Thanks for the clarification, i tought that "what he said" and "what he was saying" were interchangeable/synonymous.
In English, a comma is used when a subordinate clause begins a sentence but is not necessary when a subordinate clause is at the end.
In English, a comma would not be necessary, can someone help me to understand why a comma would be used in Polish?
Why can't I use "I was not understanding..."? Rozumieć is the imperfective form, isn't it?
I don't think "understand" is really used in the Continous aspect in English.
Thank you Jellei. I am not a native english speaker myself, so I was not aware of that fact.
Why "I did not understand, what was he saying" not accepted? Judging by the coma I would say it's even more correct.
But the interpunction is not considered by the system when accepting answers. The thing is that "what was he saying" is wrong in English in this context. If it was a question of its own, it would of course be the only right answer. But in "I did not understand, what... you need to get back to the declarative word order, "I did not know what he was saying."
Well than the coma is not only unneeded, it is misleading and wrong in the English sentence.
I don't see a comma in English translation though? In Polish, so called 'comma slice' is actually mandatory, it's ungrammatical to NOT use it, but English translation should use the English interpunction rules.

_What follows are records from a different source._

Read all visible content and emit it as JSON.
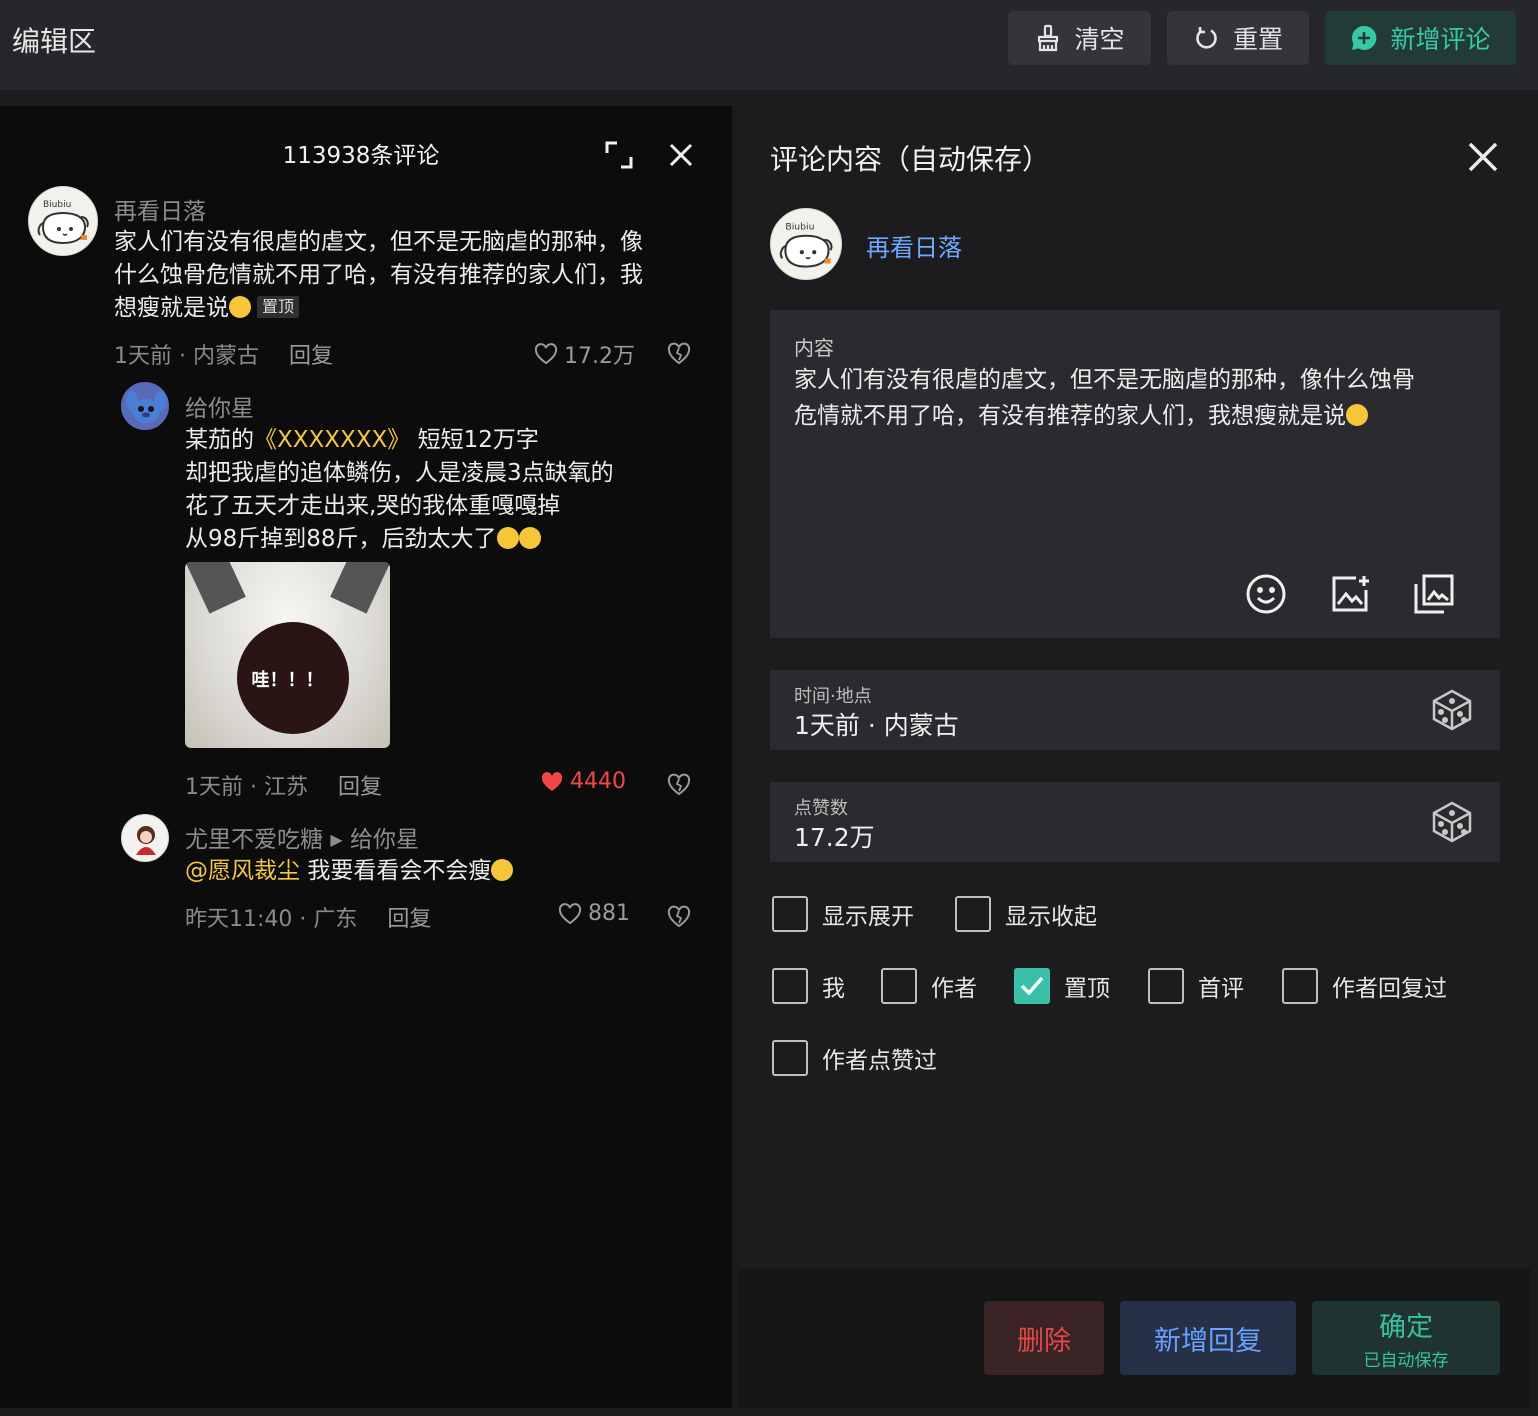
{
  "topbar": {
    "title": "编辑区",
    "buttons": {
      "clear": "清空",
      "reset": "重置",
      "add_comment": "新增评论"
    },
    "accent": "#38c8a6"
  },
  "preview": {
    "header": "113938条评论",
    "comments": [
      {
        "user": "再看日落",
        "avatar_text": "Biubiu",
        "text_lines": [
          "家人们有没有很虐的虐文，但不是无脑虐的那种，像",
          "什么蚀骨危情就不用了哈，有没有推荐的家人们，我",
          "想瘦就是说"
        ],
        "pin": "置顶",
        "time": "1天前 · 内蒙古",
        "reply": "回复",
        "likes": "17.2万"
      },
      {
        "user": "给你星",
        "line1_prefix": "某茄的",
        "line1_book": "《XXXXXXX》",
        "line1_suffix": "短短12万字",
        "text_lines": [
          "却把我虐的追体鳞伤，人是凌晨3点缺氧的",
          "花了五天才走出来,哭的我体重嘎嘎掉",
          "从98斤掉到88斤，后劲太大了"
        ],
        "image_text": "哇！！！",
        "time": "1天前 · 江苏",
        "reply": "回复",
        "likes": "4440",
        "liked_color": "#f04848"
      },
      {
        "user": "尤里不爱吃糖",
        "reply_to": "给你星",
        "mention": "@愿风裁尘",
        "text": "我要看看会不会瘦",
        "time": "昨天11:40 · 广东",
        "reply": "回复",
        "likes": "881"
      }
    ]
  },
  "editor": {
    "title": "评论内容（自动保存）",
    "user": "再看日落",
    "content_label": "内容",
    "content_lines": [
      "家人们有没有很虐的虐文，但不是无脑虐的那种，像什么蚀骨",
      "危情就不用了哈，有没有推荐的家人们，我想瘦就是说"
    ],
    "time_label": "时间·地点",
    "time_value": "1天前 · 内蒙古",
    "likes_label": "点赞数",
    "likes_value": "17.2万",
    "checkboxes": {
      "show_expand": "显示展开",
      "show_collapse": "显示收起",
      "me": "我",
      "author": "作者",
      "pinned": "置顶",
      "first": "首评",
      "author_replied": "作者回复过",
      "author_liked": "作者点赞过"
    },
    "checked": {
      "pinned": true
    }
  },
  "footer": {
    "delete": "删除",
    "add_reply": "新增回复",
    "confirm": "确定",
    "confirm_sub": "已自动保存"
  }
}
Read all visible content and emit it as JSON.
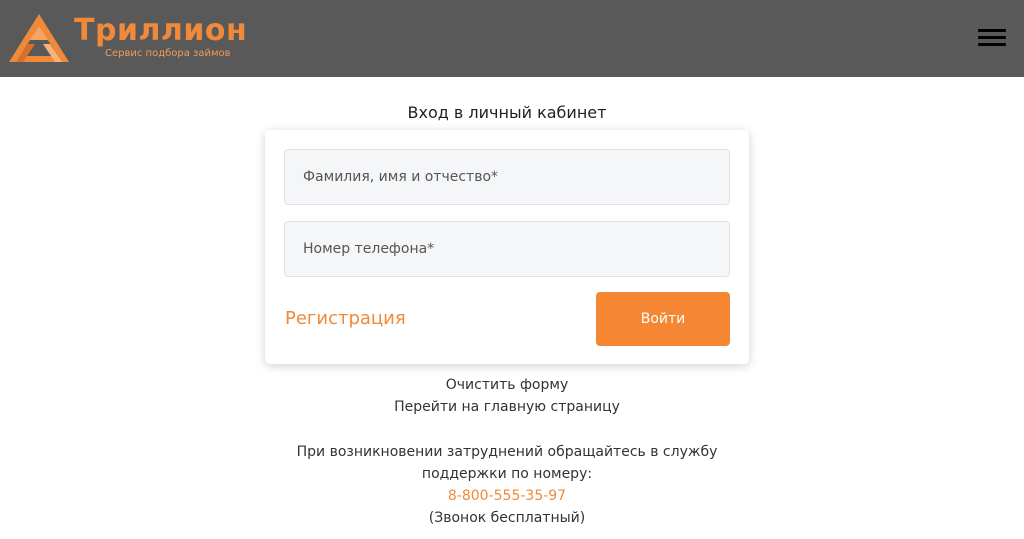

Nie. Wielu uczących się tak zrobi, ale skoro to nie jest pytanie, tylko zdanie podrzędne - szyk wyrazów powinien być 'normalny'.
It could easily be "zrozumiałem" as well. "Nie rozumiałem" sounds like "I wasn't understanding", which suggests that he was talking either in a very complicated way (difficult topic, perhaps?) or perhaps that he was simply mumbling. "Nie zrozumiałem" sounds more like "I didn't understand his message, what he meant".
Shouldn't 'rozumiałem' here be translated as "I was not understanding," because of it being an imperfective verb?
Not necessarily. Perfective/imperfective in Polish doesn't directly translate to simple past tense vs. past continuous in English. The understanding is based on context, not A to A translation.
English doesn't use perfective/imperfective aspect verbs, and Polish doesn't use past continuous, past perfect, pluperfect, etc.